of wine from a country increased when music from that country was played. The manager’s proposal is questionable
for several reasons.

First, the manager assumes that the sequence of sales experienced by the wine store reflects a general causal
pattern. However, there is little evidence to support this assumption. While perhaps indicative of such a pattern,
the wine store sales merely demonstrate a correlation between sales of wine from a country and the playing of
music from that country. To establish a causal connection between these events it would be necessary to examine
and eliminate other possible factors that might account for this phenomenon. In any case, it is highly questionable
whether evidence gathered over a one-month period is sufficient to establish the general claim in question.

Second, the manager assumes that the wine store increased its profits by playing the appropriate music. However,
this is not necessarily the case. It is consistent with the statement that the wine store sold more French than
Italian wine on days when French music was played and vice versa when Italian music was played that no net
increase in sales, and thus profit, was realized by this method. For example, it is possible that on days when
French music was played seven bottles of French wine were sold and three bottles of Italian (were sold) whereas
the reverse was the case when Italian music was played, and that in both instances only 10 bottles were sold.

In conclusion, the manager’s recommendation is based on two dubious assumptions. To strengthen the argument it
would be necessary to provide additional evidence to support the claim that sales of an item are influenced by the
type of music played.
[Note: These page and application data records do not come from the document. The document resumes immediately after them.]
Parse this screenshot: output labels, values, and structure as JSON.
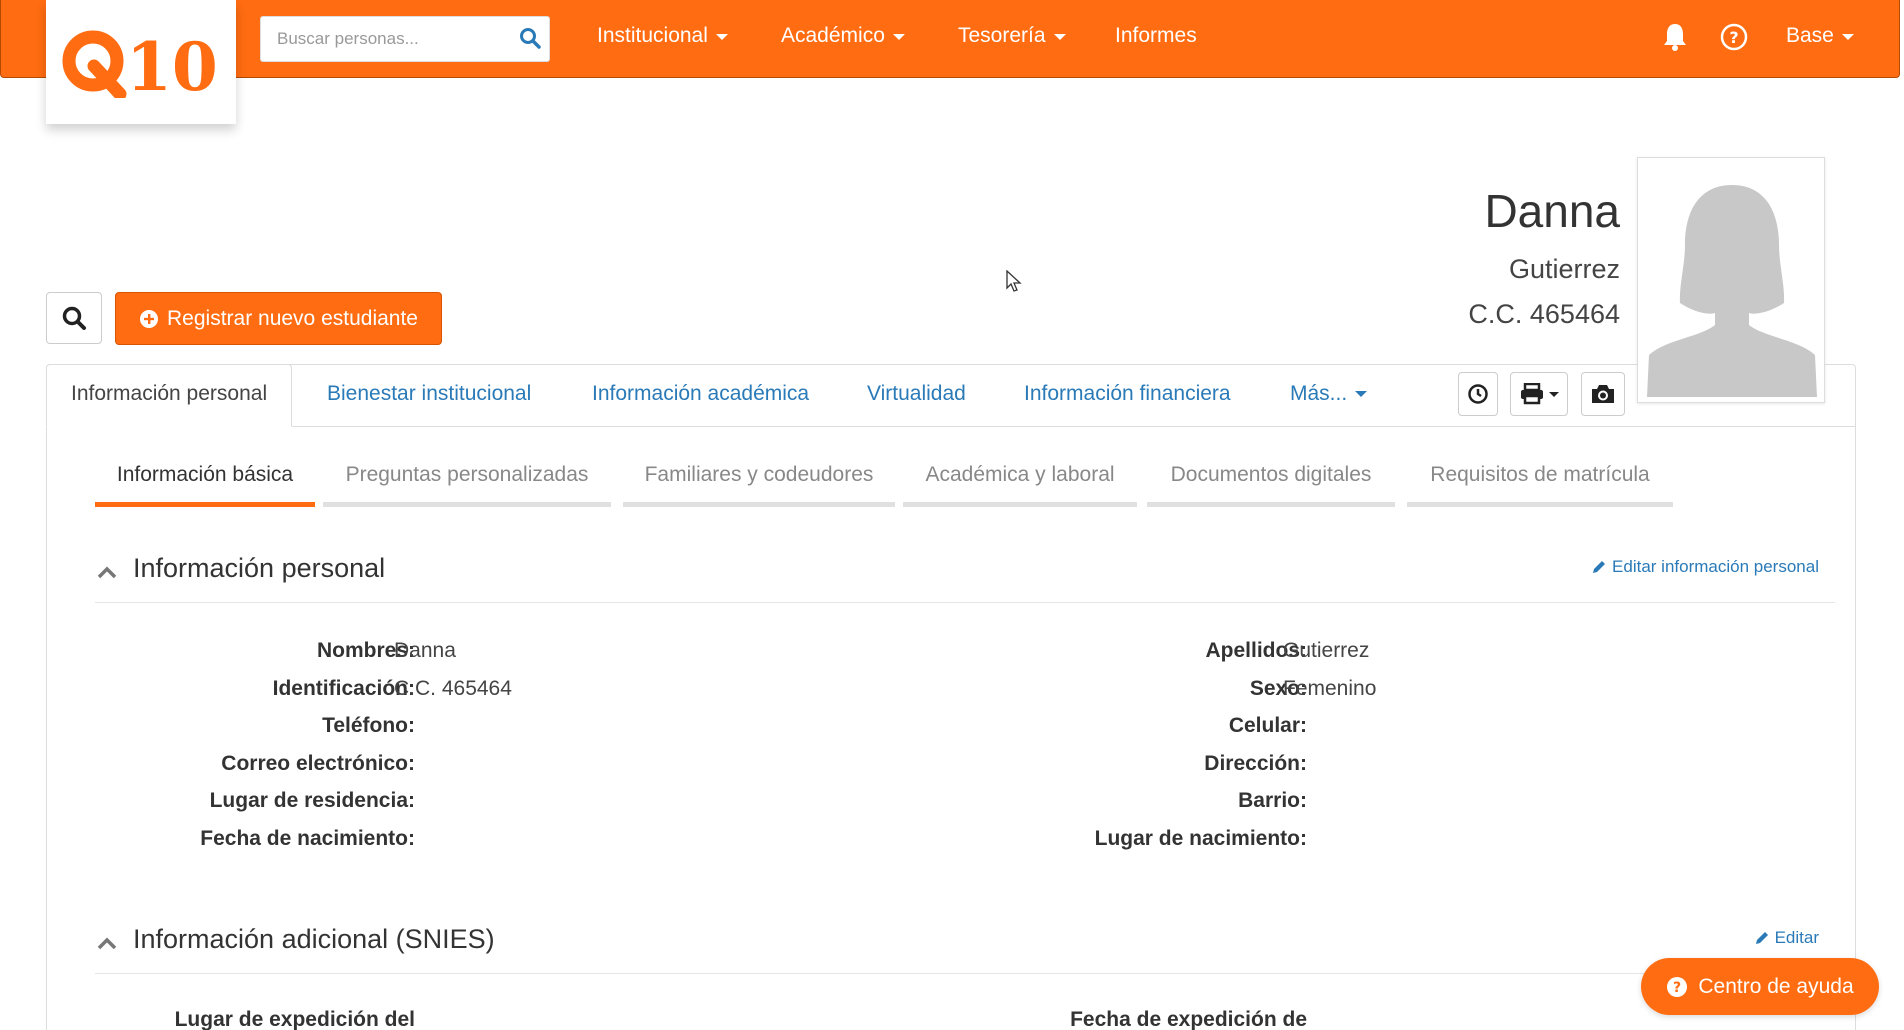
{
  "brand": {
    "logo_text": "Q10",
    "accent": "#ff6c11",
    "link": "#2a7ab8"
  },
  "navbar": {
    "search_placeholder": "Buscar personas...",
    "menu": [
      "Institucional",
      "Académico",
      "Tesorería",
      "Informes"
    ],
    "user_menu": "Base"
  },
  "profile": {
    "first_name": "Danna",
    "last_name": "Gutierrez",
    "id": "C.C. 465464"
  },
  "actions": {
    "register": "Registrar nuevo estudiante"
  },
  "tabs": [
    "Información personal",
    "Bienestar institucional",
    "Información académica",
    "Virtualidad",
    "Información financiera",
    "Más..."
  ],
  "subtabs": [
    "Información básica",
    "Preguntas personalizadas",
    "Familiares y codeudores",
    "Académica y laboral",
    "Documentos digitales",
    "Requisitos de matrícula"
  ],
  "personal": {
    "title": "Información personal",
    "edit": "Editar información personal",
    "left": [
      {
        "label": "Nombres:",
        "value": "Danna"
      },
      {
        "label": "Identificación:",
        "value": "C.C. 465464"
      },
      {
        "label": "Teléfono:",
        "value": ""
      },
      {
        "label": "Correo electrónico:",
        "value": ""
      },
      {
        "label": "Lugar de residencia:",
        "value": ""
      },
      {
        "label": "Fecha de nacimiento:",
        "value": ""
      }
    ],
    "right": [
      {
        "label": "Apellidos:",
        "value": "Gutierrez"
      },
      {
        "label": "Sexo:",
        "value": "Femenino"
      },
      {
        "label": "Celular:",
        "value": ""
      },
      {
        "label": "Dirección:",
        "value": ""
      },
      {
        "label": "Barrio:",
        "value": ""
      },
      {
        "label": "Lugar de nacimiento:",
        "value": ""
      }
    ]
  },
  "snies": {
    "title": "Información adicional (SNIES)",
    "edit": "Editar",
    "left_label": "Lugar de expedición del",
    "right_label": "Fecha de expedición de"
  },
  "help": {
    "label": "Centro de ayuda"
  }
}
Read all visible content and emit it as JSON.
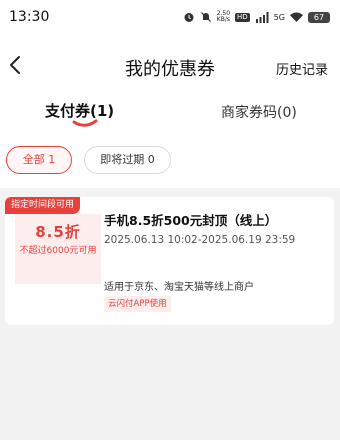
{
  "status_bar": {
    "time": "13:30",
    "network_speed_top": "2.50",
    "network_speed_bottom": "KB/s",
    "hd_label": "HD",
    "network_type": "5G",
    "battery": "67"
  },
  "header": {
    "title": "我的优惠券",
    "history_label": "历史记录"
  },
  "tabs": [
    {
      "label": "支付券(1)",
      "active": true
    },
    {
      "label": "商家券码(0)",
      "active": false
    }
  ],
  "filters": [
    {
      "label": "全部 1",
      "active": true
    },
    {
      "label": "即将过期 0",
      "active": false
    }
  ],
  "coupon": {
    "badge": "指定时间段可用",
    "discount": "8.5折",
    "condition": "不超过6000元可用",
    "title": "手机8.5折500元封顶（线上）",
    "validity": "2025.06.13 10:02-2025.06.19 23:59",
    "scope": "适用于京东、淘宝天猫等线上商户",
    "tag": "云闪付APP使用"
  },
  "colors": {
    "accent": "#e8403c",
    "background": "#f2f2f2",
    "card": "#ffffff"
  }
}
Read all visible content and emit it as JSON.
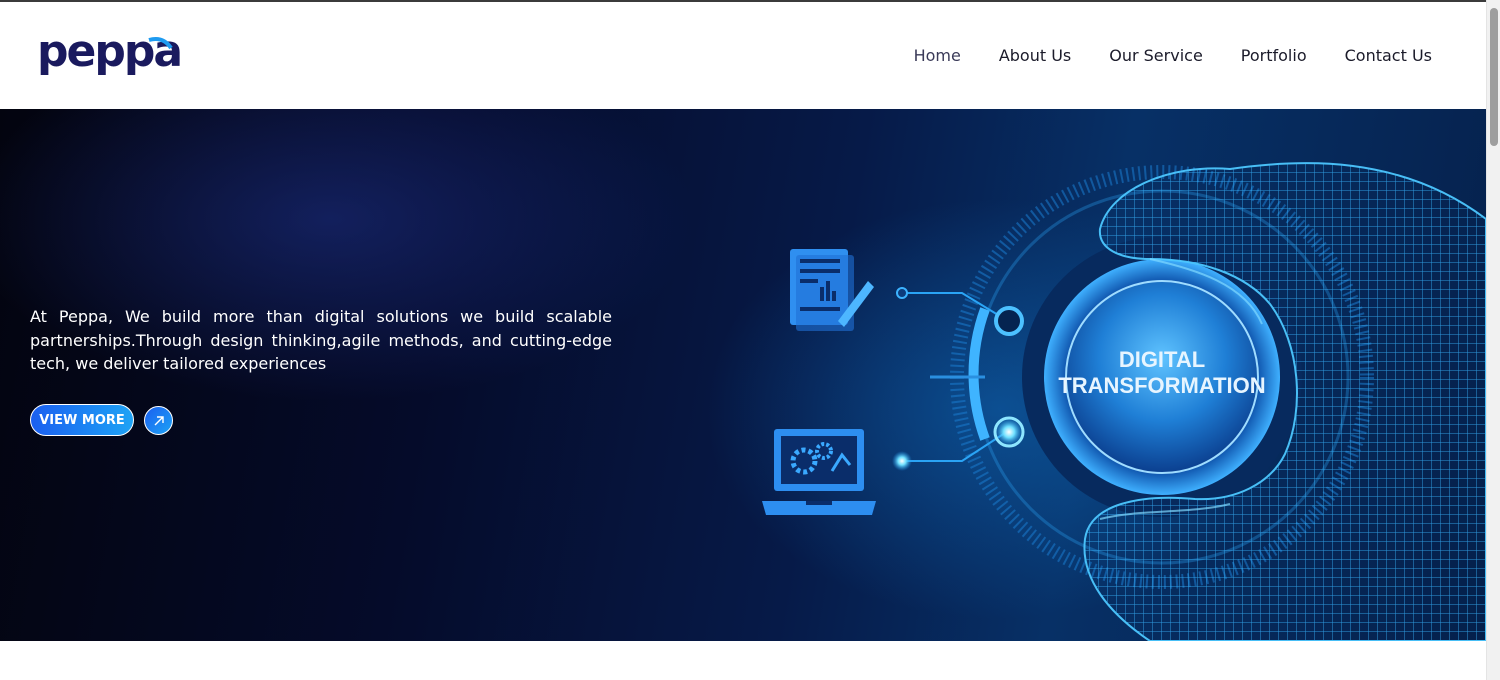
{
  "brand": {
    "logo_text": "peppa",
    "logo_color": "#1a1a5e",
    "accent_color": "#1e9bf0"
  },
  "nav": {
    "items": [
      {
        "label": "Home",
        "active": true
      },
      {
        "label": "About Us"
      },
      {
        "label": "Our Service"
      },
      {
        "label": "Portfolio"
      },
      {
        "label": "Contact Us"
      }
    ]
  },
  "hero": {
    "paragraph": "At Peppa, We build more than digital solutions we build scalable partnerships.Through design thinking,agile methods, and cutting-edge tech, we deliver tailored experiences",
    "cta_label": "VIEW MORE",
    "arrow_icon": "arrow-up-right-icon",
    "dial_line1": "DIGITAL",
    "dial_line2": "TRANSFORMATION",
    "illustration_icons": [
      "document-chart-icon",
      "laptop-gears-icon",
      "wireframe-hand-icon"
    ]
  }
}
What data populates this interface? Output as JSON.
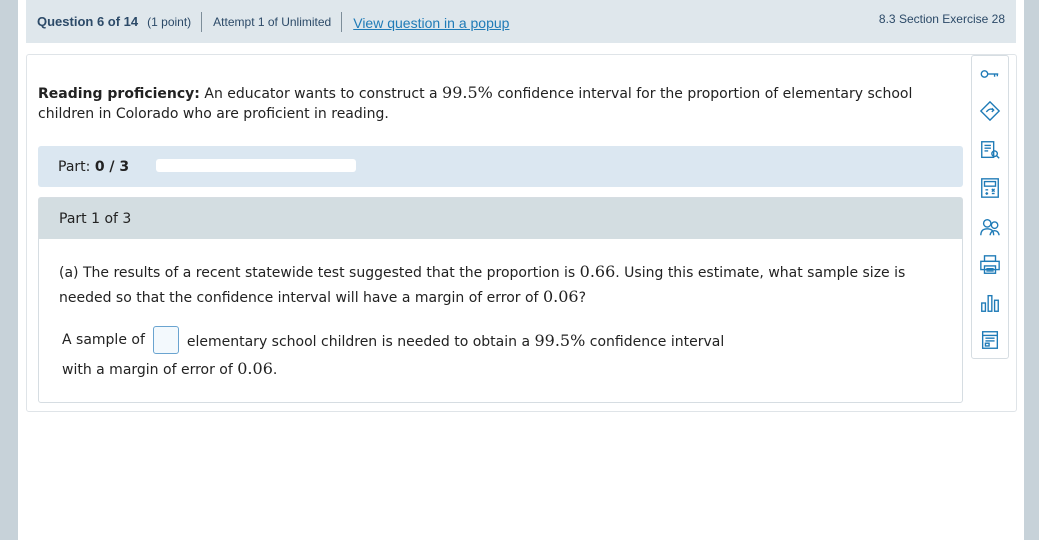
{
  "header": {
    "question_num": "Question 6 of 14",
    "points": "(1 point)",
    "attempt": "Attempt 1 of Unlimited",
    "popup_link": "View question in a popup",
    "section": "8.3 Section Exercise 28"
  },
  "prompt": {
    "bold_lead": "Reading proficiency:",
    "text_before": " An educator wants to construct a ",
    "confidence": "99.5%",
    "text_after": " confidence interval for the proportion of elementary school children in Colorado who are proficient in reading."
  },
  "progress": {
    "label": "Part: ",
    "value": "0 / 3",
    "fraction": 0
  },
  "part": {
    "header": "Part 1 of 3",
    "q_a": "(a) The results of a recent statewide test suggested that the proportion is ",
    "q_p": "0.66",
    "q_b": ". Using this estimate, what sample size is needed so that the confidence interval will have a margin of error of ",
    "q_moe": "0.06",
    "q_c": "?",
    "ans_a": "A sample of",
    "ans_b": "elementary school children is needed to obtain a ",
    "ans_conf": "99.5%",
    "ans_c": " confidence interval",
    "ans_d": "with a margin of error of ",
    "ans_moe": "0.06",
    "ans_e": "."
  },
  "tools": [
    "key-icon",
    "tag-icon",
    "notes-icon",
    "calculator-icon",
    "help-icon",
    "print-icon",
    "chart-icon",
    "table-icon"
  ],
  "colors": {
    "accent": "#1f7bb7",
    "header_bg": "#dfe7ec",
    "progress_bg": "#dbe7f1"
  }
}
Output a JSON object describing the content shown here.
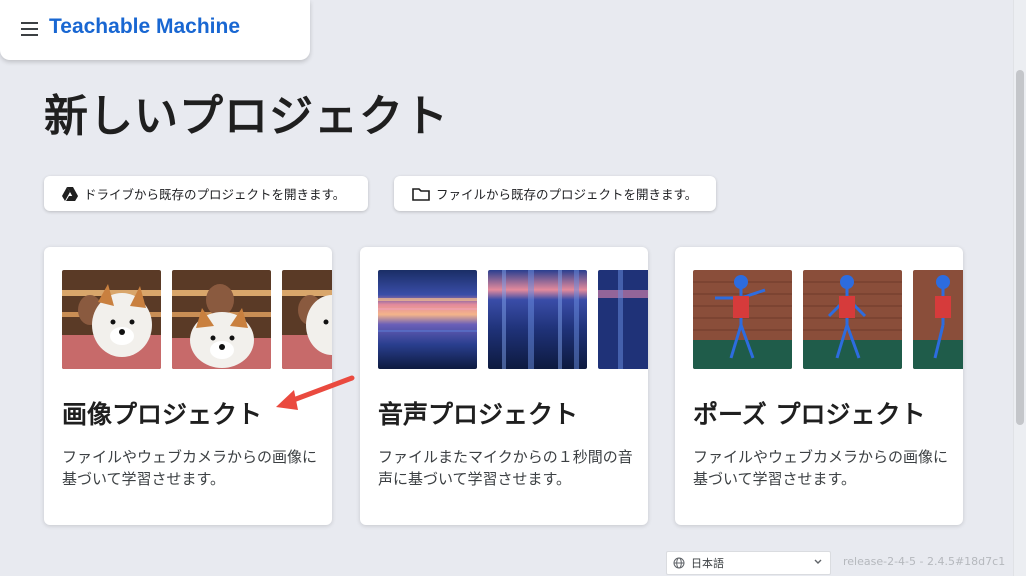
{
  "header": {
    "menu_icon": "hamburger-menu-icon",
    "app_title": "Teachable Machine"
  },
  "page": {
    "title": "新しいプロジェクト"
  },
  "open_buttons": {
    "drive": {
      "label": "ドライブから既存のプロジェクトを開きます。",
      "icon": "google-drive-icon"
    },
    "file": {
      "label": "ファイルから既存のプロジェクトを開きます。",
      "icon": "folder-icon"
    }
  },
  "cards": [
    {
      "title": "画像プロジェクト",
      "description": "ファイルやウェブカメラからの画像に基づいて学習させます。"
    },
    {
      "title": "音声プロジェクト",
      "description": "ファイルまたマイクからの１秒間の音声に基づいて学習させます。"
    },
    {
      "title": "ポーズ プロジェクト",
      "description": "ファイルやウェブカメラからの画像に基づいて学習させます。"
    }
  ],
  "footer": {
    "language": "日本語",
    "release": "release-2-4-5 - 2.4.5#18d7c1"
  },
  "colors": {
    "accent": "#1967d2",
    "background": "#e8eaf0",
    "annotation_arrow": "#ea4a3f"
  }
}
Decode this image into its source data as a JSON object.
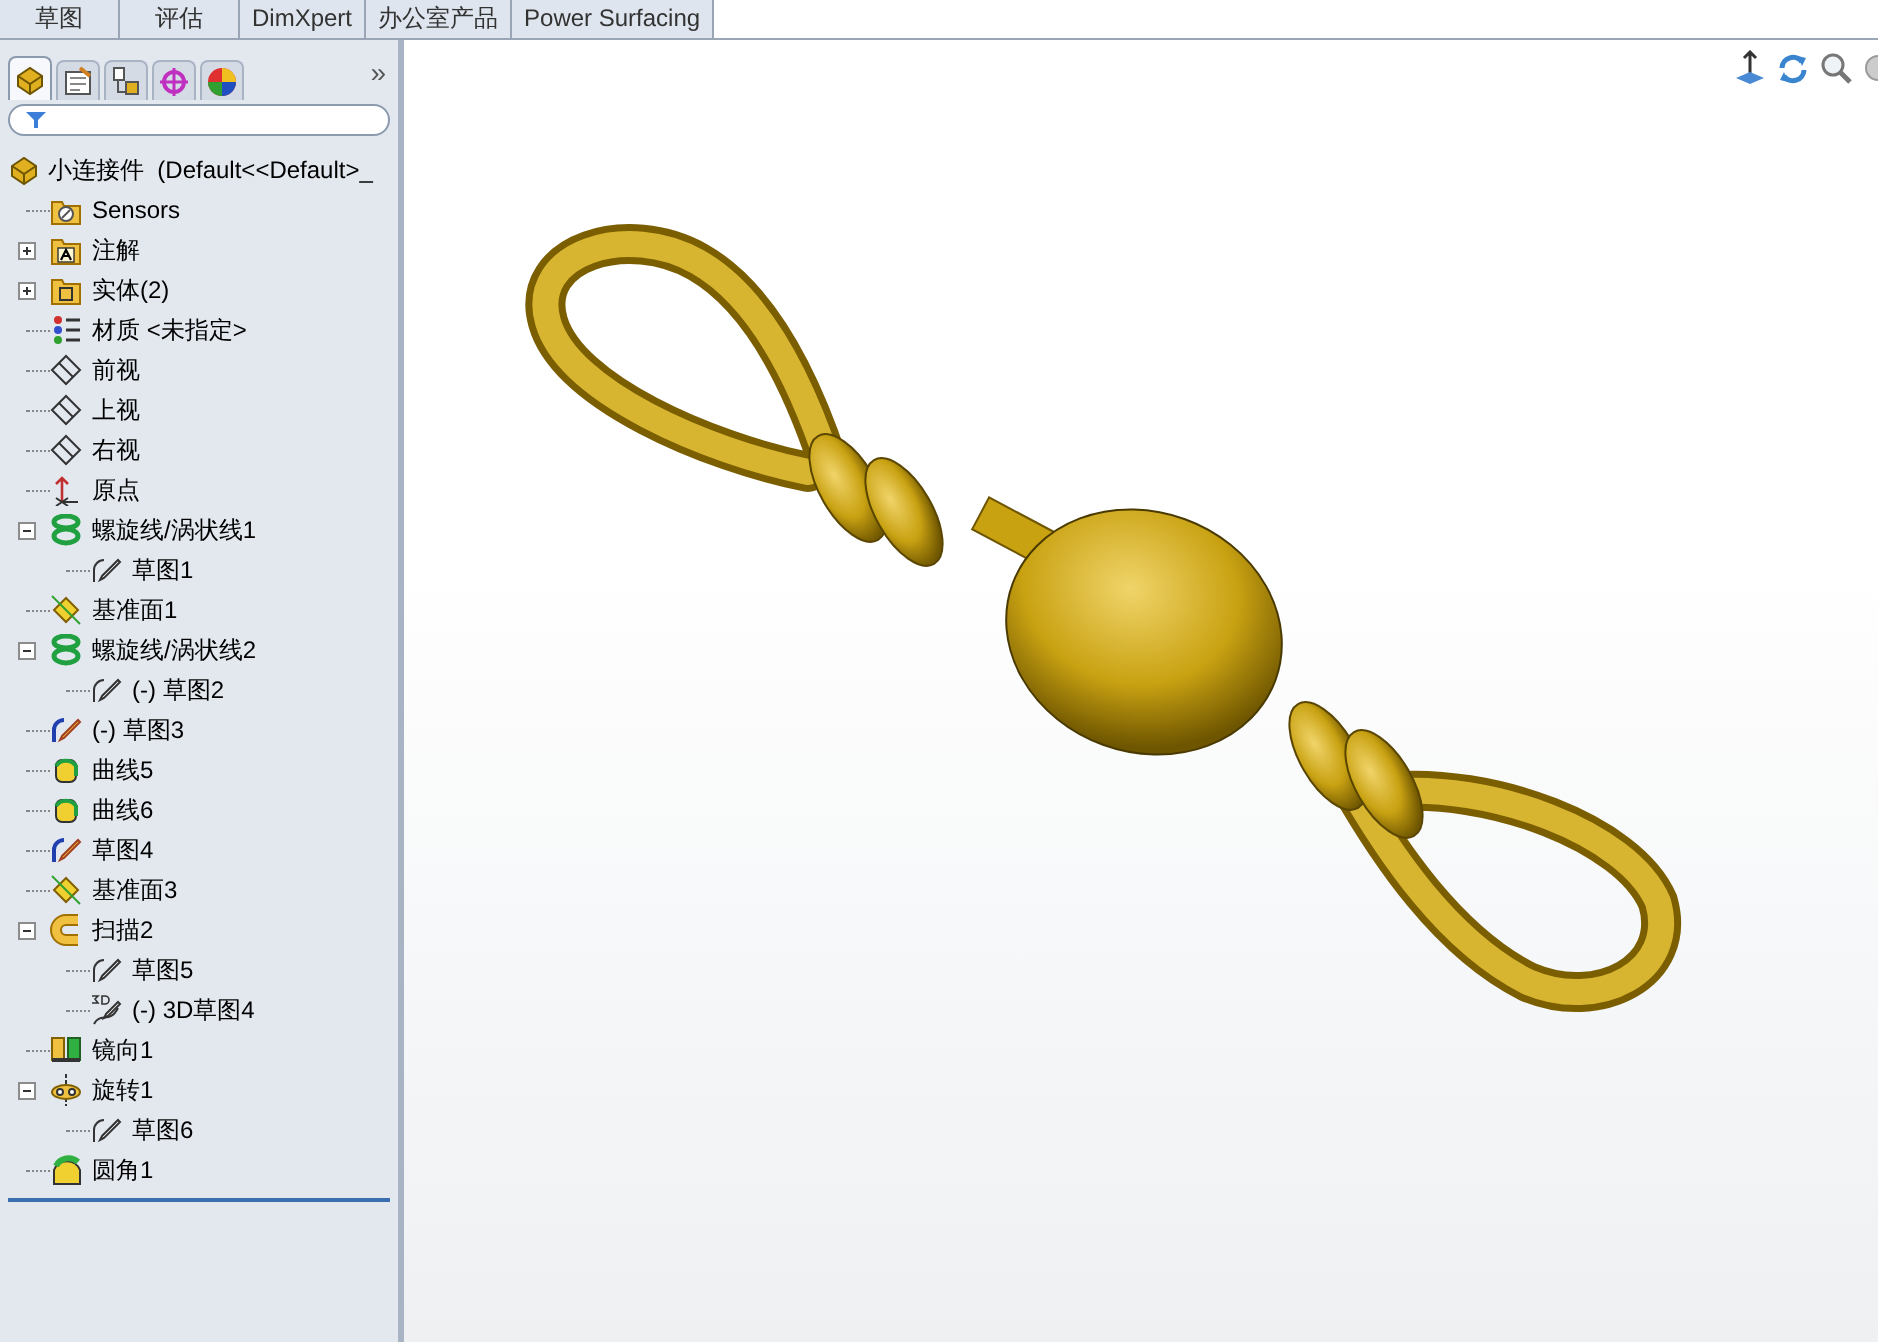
{
  "command_tabs": [
    {
      "label": "草图"
    },
    {
      "label": "评估"
    },
    {
      "label": "DimXpert"
    },
    {
      "label": "办公室产品"
    },
    {
      "label": "Power Surfacing"
    }
  ],
  "panel_tabs": [
    {
      "kind": "feature",
      "selected": true
    },
    {
      "kind": "property",
      "selected": false
    },
    {
      "kind": "config",
      "selected": false
    },
    {
      "kind": "target",
      "selected": false
    },
    {
      "kind": "appearance",
      "selected": false
    }
  ],
  "panel_more": "»",
  "tree": {
    "root": "小连接件  (Default<<Default>_",
    "items": [
      {
        "label": "Sensors",
        "kind": "sensor"
      },
      {
        "label": "注解",
        "kind": "annotation",
        "expanded": false
      },
      {
        "label": "实体(2)",
        "kind": "body",
        "expanded": false
      },
      {
        "label": "材质 <未指定>",
        "kind": "material"
      },
      {
        "label": "前视",
        "kind": "plane"
      },
      {
        "label": "上视",
        "kind": "plane"
      },
      {
        "label": "右视",
        "kind": "plane"
      },
      {
        "label": "原点",
        "kind": "origin"
      },
      {
        "label": "螺旋线/涡状线1",
        "kind": "helix",
        "expanded": true,
        "children": [
          {
            "label": "草图1",
            "kind": "sketch"
          }
        ]
      },
      {
        "label": "基准面1",
        "kind": "refplane"
      },
      {
        "label": "螺旋线/涡状线2",
        "kind": "helix",
        "expanded": true,
        "children": [
          {
            "label": "(-) 草图2",
            "kind": "sketch"
          }
        ]
      },
      {
        "label": "(-) 草图3",
        "kind": "sketch_active"
      },
      {
        "label": "曲线5",
        "kind": "curve"
      },
      {
        "label": "曲线6",
        "kind": "curve"
      },
      {
        "label": "草图4",
        "kind": "sketch_active"
      },
      {
        "label": "基准面3",
        "kind": "refplane"
      },
      {
        "label": "扫描2",
        "kind": "sweep",
        "expanded": true,
        "children": [
          {
            "label": "草图5",
            "kind": "sketch"
          },
          {
            "label": "(-) 3D草图4",
            "kind": "sketch3d"
          }
        ]
      },
      {
        "label": "镜向1",
        "kind": "mirror"
      },
      {
        "label": "旋转1",
        "kind": "revolve",
        "expanded": true,
        "children": [
          {
            "label": "草图6",
            "kind": "sketch"
          }
        ]
      },
      {
        "label": "圆角1",
        "kind": "fillet"
      }
    ]
  }
}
Additionally, the manager would have to provide evidence that the wine store increased its
profits by playing the appropriate music.